Posted at: March 2nd, 2008 10:29 am (UTC)
Badger

You seem to have used the word "squee" ...

wibble?

Posted by: parrot_knight (parrot_knight)
Posted at: March 2nd, 2008 10:33 am (UTC)

If you see the way Vicki behaves on meeting Nero, it's entirely appropriate!

Posted by: Penny Paperbrain (pennypaperbrain)
Posted at: March 2nd, 2008 10:41 am (UTC)

Yes, he's gone bananas and started using the words "squee" and "ranty" with gay, indeed slashy, abandon. You should probably do something involving grunting to bring him back to the blokely fold.

Posted by: parrot_knight (parrot_knight)
Posted at: March 2nd, 2008 10:49 am (UTC)
Horace Walpole

Sounds like potential for gay slashiness there to me...

Posted by: Evil Asian Genius (eag)
Posted at: March 2nd, 2008 07:16 pm (UTC)

I hear that fold is full of chest hair and grunts.

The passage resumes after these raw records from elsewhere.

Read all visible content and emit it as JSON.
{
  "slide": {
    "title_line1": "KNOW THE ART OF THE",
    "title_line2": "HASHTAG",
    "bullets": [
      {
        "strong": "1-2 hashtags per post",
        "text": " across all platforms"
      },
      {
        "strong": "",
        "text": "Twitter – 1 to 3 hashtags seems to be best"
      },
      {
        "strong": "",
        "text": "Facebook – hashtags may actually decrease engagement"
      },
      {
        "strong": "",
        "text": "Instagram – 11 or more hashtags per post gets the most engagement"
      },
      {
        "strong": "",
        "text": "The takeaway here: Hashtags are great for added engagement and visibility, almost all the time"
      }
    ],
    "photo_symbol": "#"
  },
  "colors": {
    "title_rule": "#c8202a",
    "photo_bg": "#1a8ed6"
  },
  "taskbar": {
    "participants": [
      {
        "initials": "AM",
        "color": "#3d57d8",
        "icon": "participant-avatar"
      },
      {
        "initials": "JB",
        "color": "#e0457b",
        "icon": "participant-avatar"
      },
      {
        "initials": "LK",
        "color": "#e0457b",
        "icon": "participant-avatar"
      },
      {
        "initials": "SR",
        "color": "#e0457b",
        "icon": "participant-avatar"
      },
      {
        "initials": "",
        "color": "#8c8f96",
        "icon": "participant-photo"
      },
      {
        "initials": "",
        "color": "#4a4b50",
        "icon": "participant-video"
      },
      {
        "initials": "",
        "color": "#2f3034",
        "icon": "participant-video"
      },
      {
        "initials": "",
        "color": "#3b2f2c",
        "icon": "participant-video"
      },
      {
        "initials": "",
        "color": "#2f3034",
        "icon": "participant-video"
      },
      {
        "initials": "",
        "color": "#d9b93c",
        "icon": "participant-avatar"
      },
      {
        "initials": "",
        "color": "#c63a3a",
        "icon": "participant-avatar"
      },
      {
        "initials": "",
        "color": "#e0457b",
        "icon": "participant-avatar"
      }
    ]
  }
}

Posted by: daniel_saunders (daniel_saunders)
Posted at: March 2nd, 2008 07:37 pm (UTC)
Outsider

In The Romans the complexities of the Roman constitution under the principate are swept aside, and Nero (bar a line about Senate approval) is a comedy absolutist, a figure of fun

In DWM some years ago (#316), Christopher Barry revealed he considered Dick Emery for the role, which shows that he was thinking of the character in purely comic terms.

The Doctor treats Vicki as a protégée in anarchy

... and Ian and Barbara are clearly left behind on the grounds that they would spoil their fun.

This pushes me closer to the conclusion that the writer's guide was intended as a piece of bureaucracy or a tool to be cited when necessary as a way of justifying otherwise capricious or expedient decisions rather than as a strict rulebook.

Quite possibly. Alan Barnes noted that City of Death systematically breaks most of the rules laid down in the edition of the writer's guide written by... Douglas Adams.

We might distinguish between aesthetic guidelines (to be broken by a good writer) and those things that literally could not be done in terms of budget and time-slot, providing clear justification and so avoiding legal consequences, when scripts had to be rejected at the last minute.

Posted by: parrot_knight (parrot_knight)
Posted at: March 2nd, 2008 10:07 pm (UTC)

I'd forgotten about that interview - I'll have to look it up - and I agree with the way the Doctor and Vicki dimiss Ian and Barbara as potential spoilsports who are best left behind.